Seeing a physical copy also has other benefits. I think it is easier to gain a better overview of the publication's style and ethos, simply by the way that other objects, like photos, sidebars, further information panels, boxouts, etc are dealt with on the physical page. This isn't necessarily the same as on a webpage. A computer magazine that I read has a laid-back, humorous approach to articles and information, yet if you were to read the same material online, the friendly, chatty style does not come across as well - not because different words are used (the words are the same) but the website uses a blogging format, which means there isn't the creative freedom to design the webpage in the same humorous way as they do on the physical page.

Also, some magazines only share the information online that they think will bring in the most online advertising. So, an online copy of a magazine may not show the letters page, whereas the print version will.

The Internet is immensley useful, but it doesn't always give you the whole picture. Sometimes, the best way to get to know a publication is to look at a physical copy. That isn't always easy, but it's an important point to note. It hasn't been lost on me, the fact that the foreign publications I've had successes with are the ones where I've been able to obtain a physical copy of the publication, rather than rely on the Internet version.

And just before I go, a small plug ... I've been invited to run a weekend course on behalf of the Relax & Write workshops, in Derbyshire in April 2012, where I'll be offering my Seven Steps to Publication Success. A breakdown of the weekend's course, (and who to contact with regards to booking - not me!) can be found on my website here:
http://www.simonwhaley.co.uk/tutoringtalks/relax-and-write-courses/

Essentially, we'll look at quick ways to get published, how to analyse magazines, identify the best slots in magazines that are open to freelance writers, the different ways to structure an article and how to deal with boxouts, fact files and photos.

Good luck.

Monday, 6 June 2011

Think Like A Writer ... Not A Reader

"None of the magazines I like use freelance writers," is a common moan I hear from students. "Women's magazines just don't interest me," is another I hear from some of my male students.

One thing these comments have in common, is that these potential writers are going into their local newsagents, gazing at the magazines on the shelves in front of them and thinking like a READER.

NO. NO. NO. NO! If you want to be a writer, then you have to look at magazines as a WRITER. Don't buy a magazine because you think it looks like one that you'll enjoy reading - buy it to see if you might be able to write something for it.

This means going out of your way to buy a magazine you wouldn't normally buy. Buy titles you've never looked at before. Buy titles you've never heard of before. Buy titles you can't even pronounce! (The picture in this posting, being one such publication.)

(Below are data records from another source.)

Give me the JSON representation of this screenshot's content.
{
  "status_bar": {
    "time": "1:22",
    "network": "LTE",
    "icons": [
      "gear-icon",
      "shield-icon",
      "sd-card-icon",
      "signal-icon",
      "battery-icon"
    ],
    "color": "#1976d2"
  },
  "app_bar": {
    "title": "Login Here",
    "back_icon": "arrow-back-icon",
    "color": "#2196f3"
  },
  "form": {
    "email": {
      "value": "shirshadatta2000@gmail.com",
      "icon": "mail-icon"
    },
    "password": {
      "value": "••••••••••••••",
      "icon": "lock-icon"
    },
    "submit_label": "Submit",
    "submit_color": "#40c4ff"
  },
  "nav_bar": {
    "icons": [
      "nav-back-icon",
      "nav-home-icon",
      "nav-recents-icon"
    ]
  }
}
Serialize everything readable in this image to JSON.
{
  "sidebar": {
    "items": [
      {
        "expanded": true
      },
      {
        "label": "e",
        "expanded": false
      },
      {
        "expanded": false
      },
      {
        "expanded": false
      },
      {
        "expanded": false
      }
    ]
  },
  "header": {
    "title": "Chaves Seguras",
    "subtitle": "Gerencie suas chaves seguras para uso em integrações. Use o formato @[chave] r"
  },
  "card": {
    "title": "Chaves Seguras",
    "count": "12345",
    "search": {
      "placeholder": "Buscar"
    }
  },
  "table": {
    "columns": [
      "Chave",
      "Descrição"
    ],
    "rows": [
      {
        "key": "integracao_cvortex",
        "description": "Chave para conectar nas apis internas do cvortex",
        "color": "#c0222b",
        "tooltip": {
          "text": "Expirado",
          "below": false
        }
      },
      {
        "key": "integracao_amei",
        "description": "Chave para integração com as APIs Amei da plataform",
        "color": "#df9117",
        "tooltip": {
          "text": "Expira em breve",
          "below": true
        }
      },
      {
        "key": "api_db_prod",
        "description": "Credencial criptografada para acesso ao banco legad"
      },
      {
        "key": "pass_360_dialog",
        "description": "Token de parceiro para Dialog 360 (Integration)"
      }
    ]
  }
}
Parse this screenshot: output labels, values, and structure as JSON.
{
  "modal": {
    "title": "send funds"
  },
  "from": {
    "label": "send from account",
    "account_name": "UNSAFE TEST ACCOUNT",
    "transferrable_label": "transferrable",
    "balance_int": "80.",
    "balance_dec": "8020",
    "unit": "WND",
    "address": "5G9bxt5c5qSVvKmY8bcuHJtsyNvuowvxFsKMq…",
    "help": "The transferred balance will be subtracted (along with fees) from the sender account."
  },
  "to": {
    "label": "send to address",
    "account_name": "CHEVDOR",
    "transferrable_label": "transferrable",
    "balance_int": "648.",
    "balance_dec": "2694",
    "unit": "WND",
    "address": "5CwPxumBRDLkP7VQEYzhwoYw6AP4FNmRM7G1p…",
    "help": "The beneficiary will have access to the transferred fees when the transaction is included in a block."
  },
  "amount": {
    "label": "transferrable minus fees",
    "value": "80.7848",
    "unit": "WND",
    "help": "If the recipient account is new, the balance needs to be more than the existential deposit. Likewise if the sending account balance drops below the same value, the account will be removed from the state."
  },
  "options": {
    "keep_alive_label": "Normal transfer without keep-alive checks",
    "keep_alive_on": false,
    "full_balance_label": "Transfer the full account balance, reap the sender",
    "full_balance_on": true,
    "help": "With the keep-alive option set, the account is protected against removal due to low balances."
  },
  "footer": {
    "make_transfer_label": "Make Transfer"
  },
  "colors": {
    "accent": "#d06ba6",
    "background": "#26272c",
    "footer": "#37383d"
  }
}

I am no gardener, but I have had articles published in gardening magazines. I haven't built my own house, but I had an article published in SelfBuild & Design magazine. I don't live in Cumbria, but I've had several articles published in the county magazine, Cumbria.

Every publication you see is a potential market. Remember, every word you read has been written by somebody, so take a closer look. Why shouldn't that somebody be you? For the men, that means buying the women's magazines ... and yes, they do use articles written by men, because I've done it. And for the women, that means buying men's magazines, like Men's Health or What Car? ... and yes ... I've seen articles written by women in both of these.

Don't let your prejudices as a reader, influence your thinking as a writer. I often say to students that writing for the magazines they enjoy reading can be a good thing to start off with, because as a regular reader, you already know what the magazine is about and the type of articles they like to use. (As a reader, you'll have been subconsciously doing the market analysis bit, as you've read the publication for your personal enjoyment.) However, the publications you read are simply the very pinprick at the tip of that iceberg of publications.

Next time you see a magazine you've never seen before, take a closer look. If you've never looked at it before, how do you know that you won't be able to write something for it?

Good luck.